LH: I was at the International Ethology Conference shortly after our study had been published and I was amazed to see a speaker reference our study and include figures from our article in his talk. I don’t think I’ve ever seen my research referenced so quickly by my peers! Interestingly, in addition to receiving positive feedback about my article, many of my friends and colleagues were also curious about the journal as they had not heard of PeerJ. I had been so impressed with this ease and speed of the submission and editorial process that I have recommended it to many of my friends. Indeed, along with one of our former postdocs, our Center Director, Steve Ross, submitted an article to PeerJ after I suggested it to him as a good forum for his research, and I’m excited to report that they recently had their article accepted in PeerJ [Note from PeerJ: soon to be published!].
PJ: Your article has been cited and downloaded several times already. Would you say that this publication has influenced others?
LH: I hope so, but I guess time will tell! However, it seems that we picked a hot topic because, only a couple of months after our study was published, a second article on squirrel monkey (S. sciureus) social learning was published.
PJ: Why do you think it has been highly cited and downloaded?
LH: I think that the fact that PeerJ is an open access journal was really instrumental in getting our findings disseminated so quickly, and to a wider audience. Furthermore, in the past 12 months, other articles about primate social cognition have also been published in PeerJ (e.g., Carter et al. 2014. PeerJ 2:e283 and Suchak et al. 2014. PeerJ 2:e417), which has garnered the journal more attention from people from within my field.
PJ: How has your research progressed since the publication?
LH: I continue to be fascinated by social cognition and am currently involved with studies focused on a number of topics including primates’ responses to inequity, their ability to cooperate, and also, of course, social learning. At Lincoln Park Zoo, I’m designing experiments that are not only theoretically interesting, but also offer cognitive and welfare benefits to the apes that choose to participate. This is a key focus of our Center and it has been exciting for me to expand my research to incorporate studies of an applied nature.
PJ: What are you working on at the moment in this area?
LH: At the zoo, we are currently investigating the interplay between chimpanzees’ individual innovative behavior and socially-influenced learning in a foraging context. I’m really interested to discover how each chimpanzee’s strategies or choices may be influenced by the behavior and decisions of their group mates.

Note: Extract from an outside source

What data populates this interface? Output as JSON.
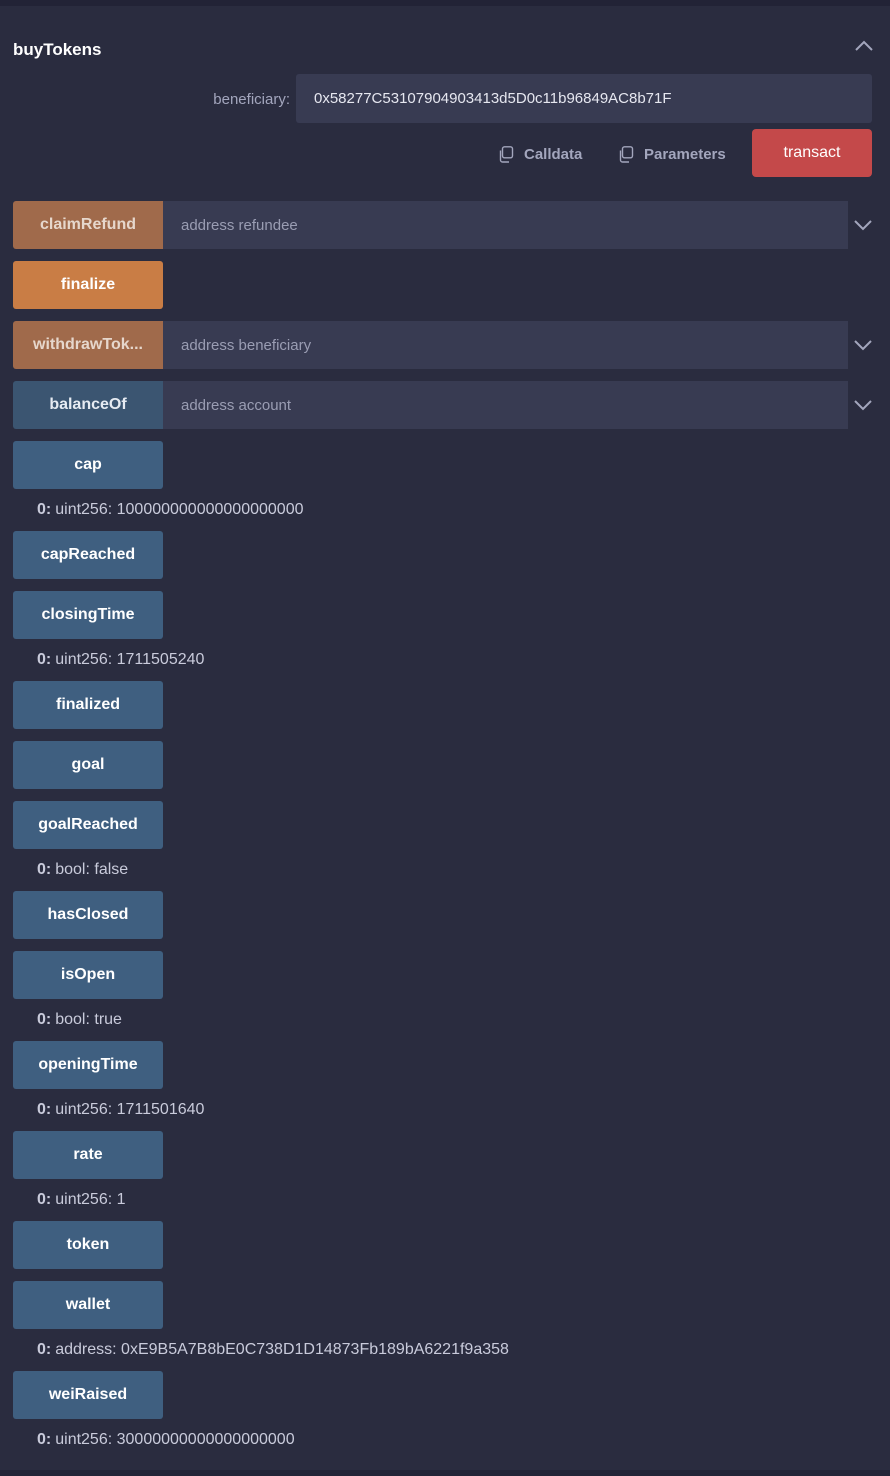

This is an on-going study, so watch this space!
One of the group of chimpanzees at Lincoln Park Zoo that Lydia works with – ©Lincoln Park Zoo/Todd Rosenberg Photography
We hope to read more about Lydia Hopper’s research soon, and we encourage any others working in the field to submit their work to PeerJ.